In an hour-long speech, Min Aung Hlaing pledged to hold a “free and fair multi-party election” but also called the elected party he removed “terrorists”.
Hundreds have died in continuing protests against the military coup.
Many protesters were in the health care system, which has collapsed amid a massive surge in Covid-19 infections.
Myanmar has so far reported 300,000 cases and 9,300 deaths, although the limited testing available suggests those numbers are vast underestimates.
In the general’s televised speech he accused those opposing the coup of deliberately spreading Covid-19.
He spoke of “fake news and misinformation via social networks” about his government’s Covid policies, calling it a “tool of bioterrorism”.

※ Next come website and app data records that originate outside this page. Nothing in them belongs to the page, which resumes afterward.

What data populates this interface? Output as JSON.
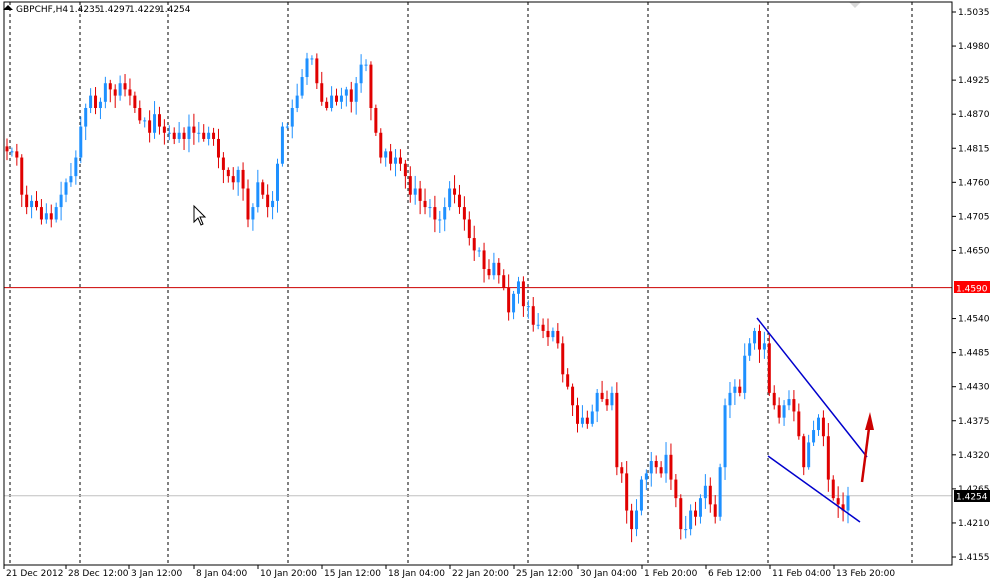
{
  "header": {
    "symbol": "GBPCHF,H4",
    "open": "1.4235",
    "high": "1.4297",
    "low": "1.4229",
    "close": "1.4254"
  },
  "colors": {
    "background": "#ffffff",
    "bull": "#1e90ff",
    "bear": "#e00000",
    "grid": "#000000",
    "hline": "#cc0000",
    "channel": "#0000cc",
    "arrow": "#cc0000",
    "price_tag_red": "#ff0000",
    "price_tag_black": "#000000"
  },
  "chart_data": {
    "type": "candlestick",
    "title": "GBPCHF,H4",
    "xlabel": "",
    "ylabel": "",
    "ylim": [
      1.415,
      1.506
    ],
    "grid": "vertical dashed",
    "y_ticks": [
      "1.5035",
      "1.4980",
      "1.4925",
      "1.4870",
      "1.4815",
      "1.4760",
      "1.4705",
      "1.4650",
      "1.4540",
      "1.4485",
      "1.4430",
      "1.4375",
      "1.4320",
      "1.4265",
      "1.4210",
      "1.4155"
    ],
    "x_ticks": [
      "21 Dec 2012",
      "28 Dec 12:00",
      "3 Jan 12:00",
      "8 Jan 04:00",
      "10 Jan 20:00",
      "15 Jan 12:00",
      "18 Jan 04:00",
      "22 Jan 20:00",
      "25 Jan 12:00",
      "30 Jan 04:00",
      "1 Feb 20:00",
      "6 Feb 12:00",
      "11 Feb 04:00",
      "13 Feb 20:00"
    ],
    "horizontal_line": {
      "price": 1.459,
      "label": "1.4590"
    },
    "current_price": {
      "price": 1.4254,
      "label": "1.4254"
    },
    "close_series": [
      1.481,
      1.481,
      1.48,
      1.474,
      1.472,
      1.473,
      1.472,
      1.47,
      1.471,
      1.47,
      1.472,
      1.474,
      1.476,
      1.477,
      1.48,
      1.485,
      1.488,
      1.49,
      1.488,
      1.489,
      1.492,
      1.491,
      1.49,
      1.492,
      1.491,
      1.49,
      1.488,
      1.486,
      1.486,
      1.484,
      1.487,
      1.485,
      1.484,
      1.484,
      1.483,
      1.484,
      1.483,
      1.485,
      1.484,
      1.484,
      1.483,
      1.484,
      1.483,
      1.48,
      1.478,
      1.477,
      1.476,
      1.478,
      1.475,
      1.47,
      1.472,
      1.476,
      1.474,
      1.472,
      1.473,
      1.479,
      1.485,
      1.485,
      1.488,
      1.49,
      1.493,
      1.496,
      1.496,
      1.492,
      1.489,
      1.488,
      1.49,
      1.489,
      1.49,
      1.491,
      1.489,
      1.492,
      1.495,
      1.495,
      1.488,
      1.484,
      1.48,
      1.481,
      1.479,
      1.48,
      1.479,
      1.477,
      1.474,
      1.475,
      1.473,
      1.472,
      1.472,
      1.47,
      1.47,
      1.472,
      1.475,
      1.474,
      1.472,
      1.47,
      1.467,
      1.465,
      1.465,
      1.462,
      1.461,
      1.463,
      1.461,
      1.459,
      1.455,
      1.458,
      1.46,
      1.456,
      1.456,
      1.453,
      1.453,
      1.452,
      1.451,
      1.452,
      1.45,
      1.445,
      1.443,
      1.44,
      1.437,
      1.438,
      1.437,
      1.439,
      1.442,
      1.441,
      1.44,
      1.442,
      1.43,
      1.429,
      1.423,
      1.42,
      1.423,
      1.428,
      1.429,
      1.431,
      1.43,
      1.429,
      1.432,
      1.428,
      1.425,
      1.42,
      1.42,
      1.423,
      1.422,
      1.425,
      1.427,
      1.424,
      1.422,
      1.43,
      1.44,
      1.442,
      1.443,
      1.442,
      1.448,
      1.45,
      1.452,
      1.449,
      1.45,
      1.442,
      1.44,
      1.438,
      1.44,
      1.441,
      1.439,
      1.435,
      1.43,
      1.434,
      1.436,
      1.438,
      1.435,
      1.428,
      1.425,
      1.424,
      1.423,
      1.4254
    ]
  }
}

The BBC’s Jonathan Head in Bangkok says this formed part of a strange speech, ranging from the need to grow more cotton and onions to condemnation of those trying to destroy the state and Myanmar’s traditions.
The general said Covid would be contained through more vaccines, extended public holidays and what he called the harmonious co-operation of the people.
But our correspondent says dozens of medical personnel have been arrested and many more are in hiding since the coup, while people seeking treatment say the military is turning them away from hospitals, and restricting access to oxygen, leaving many to die in their homes.
After the military seized power in February, a one-year emergency rule was announced.
But the nationwide civil disobedience campaign continues, with tens of thousands of workers sacked or on strike.
Gen Min Aung Hlaing insisted the country was stable, adding: “I pledge to hold multi-party elections without fail.”
Just what those parties will be is unclear, with the general calling the ousted National League for Democracy (NLD) and its supporters “extremists [who] chose the act of terrorism instead of doing or solving it in line with the law”.
NLD leader Aung San Suu Kyi has been detained since the coup and faces a range of criminal charges.
Burmese human rights activist Aung Kyaw Moe told the BBC the general’s pledge of an election was “a lie and it’s not going to be happening… the people of Myanmar wouldn’t trust such kind of promises”. (Courtesy BBC)